** Directions for this task **
Word for word, restate all of the data shown below.
☆ ☆ ☆ ☆
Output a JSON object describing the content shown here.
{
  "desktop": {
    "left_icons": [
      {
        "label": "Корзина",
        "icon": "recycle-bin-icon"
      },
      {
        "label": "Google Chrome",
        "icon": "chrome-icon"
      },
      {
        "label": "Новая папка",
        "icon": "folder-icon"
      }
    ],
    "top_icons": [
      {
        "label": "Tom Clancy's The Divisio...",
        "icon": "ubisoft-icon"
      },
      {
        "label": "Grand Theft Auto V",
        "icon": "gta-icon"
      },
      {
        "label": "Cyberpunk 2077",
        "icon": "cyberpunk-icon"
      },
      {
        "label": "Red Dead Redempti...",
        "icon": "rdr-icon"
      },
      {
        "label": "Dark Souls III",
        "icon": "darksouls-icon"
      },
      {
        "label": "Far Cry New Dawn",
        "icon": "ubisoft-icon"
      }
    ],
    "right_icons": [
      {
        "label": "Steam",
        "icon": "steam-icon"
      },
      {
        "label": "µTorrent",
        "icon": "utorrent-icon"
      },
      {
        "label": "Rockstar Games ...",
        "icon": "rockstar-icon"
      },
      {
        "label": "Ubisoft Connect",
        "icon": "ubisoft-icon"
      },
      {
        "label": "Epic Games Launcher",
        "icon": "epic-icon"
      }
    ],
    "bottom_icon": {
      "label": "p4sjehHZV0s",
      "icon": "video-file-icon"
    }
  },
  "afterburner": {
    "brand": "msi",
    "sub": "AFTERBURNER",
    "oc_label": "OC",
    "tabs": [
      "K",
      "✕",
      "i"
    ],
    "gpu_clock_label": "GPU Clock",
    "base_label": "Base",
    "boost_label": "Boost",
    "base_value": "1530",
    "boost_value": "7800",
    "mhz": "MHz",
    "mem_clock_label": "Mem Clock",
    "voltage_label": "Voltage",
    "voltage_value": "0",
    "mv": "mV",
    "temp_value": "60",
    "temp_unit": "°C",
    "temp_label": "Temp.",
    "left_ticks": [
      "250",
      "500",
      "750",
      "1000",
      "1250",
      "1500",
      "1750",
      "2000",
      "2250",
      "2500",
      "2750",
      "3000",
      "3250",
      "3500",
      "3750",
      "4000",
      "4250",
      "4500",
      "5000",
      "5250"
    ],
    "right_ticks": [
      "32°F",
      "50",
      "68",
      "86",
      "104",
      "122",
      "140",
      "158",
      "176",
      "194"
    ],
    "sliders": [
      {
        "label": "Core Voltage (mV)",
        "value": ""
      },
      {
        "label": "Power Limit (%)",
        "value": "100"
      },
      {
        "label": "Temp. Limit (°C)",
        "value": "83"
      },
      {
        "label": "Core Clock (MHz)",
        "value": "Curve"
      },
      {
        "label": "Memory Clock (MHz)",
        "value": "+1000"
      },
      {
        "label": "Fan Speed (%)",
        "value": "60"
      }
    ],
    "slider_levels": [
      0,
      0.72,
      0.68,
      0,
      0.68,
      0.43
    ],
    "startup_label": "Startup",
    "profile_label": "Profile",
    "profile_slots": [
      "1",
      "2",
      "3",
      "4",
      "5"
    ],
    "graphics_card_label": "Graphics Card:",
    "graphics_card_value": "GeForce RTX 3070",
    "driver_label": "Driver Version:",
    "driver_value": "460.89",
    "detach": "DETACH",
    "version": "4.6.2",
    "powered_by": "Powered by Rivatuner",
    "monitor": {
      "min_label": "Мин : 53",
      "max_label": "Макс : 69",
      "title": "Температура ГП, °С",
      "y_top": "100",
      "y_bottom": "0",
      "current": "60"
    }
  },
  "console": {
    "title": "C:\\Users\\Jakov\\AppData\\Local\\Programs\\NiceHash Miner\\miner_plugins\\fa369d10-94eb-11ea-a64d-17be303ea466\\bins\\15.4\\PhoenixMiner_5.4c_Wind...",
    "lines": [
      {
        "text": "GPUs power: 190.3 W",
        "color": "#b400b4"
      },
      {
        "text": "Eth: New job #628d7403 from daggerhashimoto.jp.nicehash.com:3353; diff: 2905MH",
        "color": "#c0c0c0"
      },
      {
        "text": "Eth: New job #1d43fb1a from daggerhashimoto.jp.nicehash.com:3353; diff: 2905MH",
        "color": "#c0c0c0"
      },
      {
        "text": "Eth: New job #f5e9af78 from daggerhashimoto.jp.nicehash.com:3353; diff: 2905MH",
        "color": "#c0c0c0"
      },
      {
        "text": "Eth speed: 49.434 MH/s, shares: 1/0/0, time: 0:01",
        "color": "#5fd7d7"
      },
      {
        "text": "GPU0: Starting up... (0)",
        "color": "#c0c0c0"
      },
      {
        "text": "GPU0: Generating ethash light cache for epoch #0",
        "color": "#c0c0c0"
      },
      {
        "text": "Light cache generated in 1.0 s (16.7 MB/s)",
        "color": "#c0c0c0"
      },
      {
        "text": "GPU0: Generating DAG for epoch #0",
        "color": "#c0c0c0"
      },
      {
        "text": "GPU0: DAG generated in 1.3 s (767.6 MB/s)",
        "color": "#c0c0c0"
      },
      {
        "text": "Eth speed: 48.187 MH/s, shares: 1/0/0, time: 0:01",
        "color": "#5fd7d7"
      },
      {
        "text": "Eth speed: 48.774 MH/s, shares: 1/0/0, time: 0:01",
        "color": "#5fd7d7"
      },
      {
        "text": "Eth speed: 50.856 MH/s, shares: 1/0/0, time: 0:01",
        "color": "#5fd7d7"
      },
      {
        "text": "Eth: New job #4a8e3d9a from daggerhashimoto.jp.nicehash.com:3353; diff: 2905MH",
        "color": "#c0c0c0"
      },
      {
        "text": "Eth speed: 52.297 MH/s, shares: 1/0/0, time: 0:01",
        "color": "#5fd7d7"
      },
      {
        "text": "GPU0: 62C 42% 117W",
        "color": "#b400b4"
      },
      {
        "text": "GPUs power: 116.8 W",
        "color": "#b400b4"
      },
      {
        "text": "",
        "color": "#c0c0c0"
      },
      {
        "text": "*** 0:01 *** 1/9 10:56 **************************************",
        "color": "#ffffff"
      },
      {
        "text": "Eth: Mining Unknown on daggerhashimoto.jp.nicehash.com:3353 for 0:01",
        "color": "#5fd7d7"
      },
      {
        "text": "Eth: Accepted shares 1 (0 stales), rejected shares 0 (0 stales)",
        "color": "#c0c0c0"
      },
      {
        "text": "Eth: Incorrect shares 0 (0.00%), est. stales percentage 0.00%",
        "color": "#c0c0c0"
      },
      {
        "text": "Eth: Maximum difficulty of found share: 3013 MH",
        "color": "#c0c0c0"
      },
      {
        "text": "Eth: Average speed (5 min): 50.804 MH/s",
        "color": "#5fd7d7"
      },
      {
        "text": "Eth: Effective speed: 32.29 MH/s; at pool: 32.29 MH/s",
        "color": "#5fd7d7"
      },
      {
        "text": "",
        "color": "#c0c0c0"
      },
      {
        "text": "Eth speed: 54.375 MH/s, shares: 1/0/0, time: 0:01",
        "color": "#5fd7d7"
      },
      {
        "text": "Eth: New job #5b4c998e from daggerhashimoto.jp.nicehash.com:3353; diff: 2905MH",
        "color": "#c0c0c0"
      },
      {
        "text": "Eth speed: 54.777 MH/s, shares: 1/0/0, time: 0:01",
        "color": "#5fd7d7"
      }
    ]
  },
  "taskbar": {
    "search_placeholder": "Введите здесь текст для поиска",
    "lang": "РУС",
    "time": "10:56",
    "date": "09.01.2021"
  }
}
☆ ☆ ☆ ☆
** Task solution **
Output a JSON object describing the content shown here.
{
  "desktop": {
    "left_icons": [
      {
        "label": "Корзина",
        "icon": "recycle-bin-icon"
      },
      {
        "label": "Google Chrome",
        "icon": "chrome-icon"
      },
      {
        "label": "Новая папка",
        "icon": "folder-icon"
      }
    ],
    "top_icons": [
      {
        "label": "Tom Clancy's The Divisio...",
        "icon": "ubisoft-icon"
      },
      {
        "label": "Grand Theft Auto V",
        "icon": "gta-icon"
      },
      {
        "label": "Cyberpunk 2077",
        "icon": "cyberpunk-icon"
      },
      {
        "label": "Red Dead Redempti...",
        "icon": "rdr-icon"
      },
      {
        "label": "Dark Souls III",
        "icon": "darksouls-icon"
      },
      {
        "label": "Far Cry New Dawn",
        "icon": "ubisoft-icon"
      }
    ],
    "right_icons": [
      {
        "label": "Steam",
        "icon": "steam-icon"
      },
      {
        "label": "µTorrent",
        "icon": "utorrent-icon"
      },
      {
        "label": "Rockstar Games ...",
        "icon": "rockstar-icon"
      },
      {
        "label": "Ubisoft Connect",
        "icon": "ubisoft-icon"
      },
      {
        "label": "Epic Games Launcher",
        "icon": "epic-icon"
      }
    ],
    "bottom_icon": {
      "label": "p4sjehHZV0s",
      "icon": "video-file-icon"
    }
  },
  "afterburner": {
    "brand": "msi",
    "sub": "AFTERBURNER",
    "oc_label": "OC",
    "tabs": [
      "K",
      "✕",
      "i"
    ],
    "gpu_clock_label": "GPU Clock",
    "base_label": "Base",
    "boost_label": "Boost",
    "base_value": "1530",
    "boost_value": "7800",
    "mhz": "MHz",
    "mem_clock_label": "Mem Clock",
    "voltage_label": "Voltage",
    "voltage_value": "0",
    "mv": "mV",
    "temp_value": "60",
    "temp_unit": "°C",
    "temp_label": "Temp.",
    "left_ticks": [
      "250",
      "500",
      "750",
      "1000",
      "1250",
      "1500",
      "1750",
      "2000",
      "2250",
      "2500",
      "2750",
      "3000",
      "3250",
      "3500",
      "3750",
      "4000",
      "4250",
      "4500",
      "5000",
      "5250"
    ],
    "right_ticks": [
      "32°F",
      "50",
      "68",
      "86",
      "104",
      "122",
      "140",
      "158",
      "176",
      "194"
    ],
    "sliders": [
      {
        "label": "Core Voltage (mV)",
        "value": ""
      },
      {
        "label": "Power Limit (%)",
        "value": "100"
      },
      {
        "label": "Temp. Limit (°C)",
        "value": "83"
      },
      {
        "label": "Core Clock (MHz)",
        "value": "Curve"
      },
      {
        "label": "Memory Clock (MHz)",
        "value": "+1000"
      },
      {
        "label": "Fan Speed (%)",
        "value": "60"
      }
    ],
    "slider_levels": [
      0,
      0.72,
      0.68,
      0,
      0.68,
      0.43
    ],
    "startup_label": "Startup",
    "profile_label": "Profile",
    "profile_slots": [
      "1",
      "2",
      "3",
      "4",
      "5"
    ],
    "graphics_card_label": "Graphics Card:",
    "graphics_card_value": "GeForce RTX 3070",
    "driver_label": "Driver Version:",
    "driver_value": "460.89",
    "detach": "DETACH",
    "version": "4.6.2",
    "powered_by": "Powered by Rivatuner",
    "monitor": {
      "min_label": "Мин : 53",
      "max_label": "Макс : 69",
      "title": "Температура ГП, °С",
      "y_top": "100",
      "y_bottom": "0",
      "current": "60"
    }
  },
  "console": {
    "title": "C:\\Users\\Jakov\\AppData\\Local\\Programs\\NiceHash Miner\\miner_plugins\\fa369d10-94eb-11ea-a64d-17be303ea466\\bins\\15.4\\PhoenixMiner_5.4c_Wind...",
    "lines": [
      {
        "text": "GPUs power: 190.3 W",
        "color": "#b400b4"
      },
      {
        "text": "Eth: New job #628d7403 from daggerhashimoto.jp.nicehash.com:3353; diff: 2905MH",
        "color": "#c0c0c0"
      },
      {
        "text": "Eth: New job #1d43fb1a from daggerhashimoto.jp.nicehash.com:3353; diff: 2905MH",
        "color": "#c0c0c0"
      },
      {
        "text": "Eth: New job #f5e9af78 from daggerhashimoto.jp.nicehash.com:3353; diff: 2905MH",
        "color": "#c0c0c0"
      },
      {
        "text": "Eth speed: 49.434 MH/s, shares: 1/0/0, time: 0:01",
        "color": "#5fd7d7"
      },
      {
        "text": "GPU0: Starting up... (0)",
        "color": "#c0c0c0"
      },
      {
        "text": "GPU0: Generating ethash light cache for epoch #0",
        "color": "#c0c0c0"
      },
      {
        "text": "Light cache generated in 1.0 s (16.7 MB/s)",
        "color": "#c0c0c0"
      },
      {
        "text": "GPU0: Generating DAG for epoch #0",
        "color": "#c0c0c0"
      },
      {
        "text": "GPU0: DAG generated in 1.3 s (767.6 MB/s)",
        "color": "#c0c0c0"
      },
      {
        "text": "Eth speed: 48.187 MH/s, shares: 1/0/0, time: 0:01",
        "color": "#5fd7d7"
      },
      {
        "text": "Eth speed: 48.774 MH/s, shares: 1/0/0, time: 0:01",
        "color": "#5fd7d7"
      },
      {
        "text": "Eth speed: 50.856 MH/s, shares: 1/0/0, time: 0:01",
        "color": "#5fd7d7"
      },
      {
        "text": "Eth: New job #4a8e3d9a from daggerhashimoto.jp.nicehash.com:3353; diff: 2905MH",
        "color": "#c0c0c0"
      },
      {
        "text": "Eth speed: 52.297 MH/s, shares: 1/0/0, time: 0:01",
        "color": "#5fd7d7"
      },
      {
        "text": "GPU0: 62C 42% 117W",
        "color": "#b400b4"
      },
      {
        "text": "GPUs power: 116.8 W",
        "color": "#b400b4"
      },
      {
        "text": "",
        "color": "#c0c0c0"
      },
      {
        "text": "*** 0:01 *** 1/9 10:56 **************************************",
        "color": "#ffffff"
      },
      {
        "text": "Eth: Mining Unknown on daggerhashimoto.jp.nicehash.com:3353 for 0:01",
        "color": "#5fd7d7"
      },
      {
        "text": "Eth: Accepted shares 1 (0 stales), rejected shares 0 (0 stales)",
        "color": "#c0c0c0"
      },
      {
        "text": "Eth: Incorrect shares 0 (0.00%), est. stales percentage 0.00%",
        "color": "#c0c0c0"
      },
      {
        "text": "Eth: Maximum difficulty of found share: 3013 MH",
        "color": "#c0c0c0"
      },
      {
        "text": "Eth: Average speed (5 min): 50.804 MH/s",
        "color": "#5fd7d7"
      },
      {
        "text": "Eth: Effective speed: 32.29 MH/s; at pool: 32.29 MH/s",
        "color": "#5fd7d7"
      },
      {
        "text": "",
        "color": "#c0c0c0"
      },
      {
        "text": "Eth speed: 54.375 MH/s, shares: 1/0/0, time: 0:01",
        "color": "#5fd7d7"
      },
      {
        "text": "Eth: New job #5b4c998e from daggerhashimoto.jp.nicehash.com:3353; diff: 2905MH",
        "color": "#c0c0c0"
      },
      {
        "text": "Eth speed: 54.777 MH/s, shares: 1/0/0, time: 0:01",
        "color": "#5fd7d7"
      }
    ]
  },
  "taskbar": {
    "search_placeholder": "Введите здесь текст для поиска",
    "lang": "РУС",
    "time": "10:56",
    "date": "09.01.2021"
  }
}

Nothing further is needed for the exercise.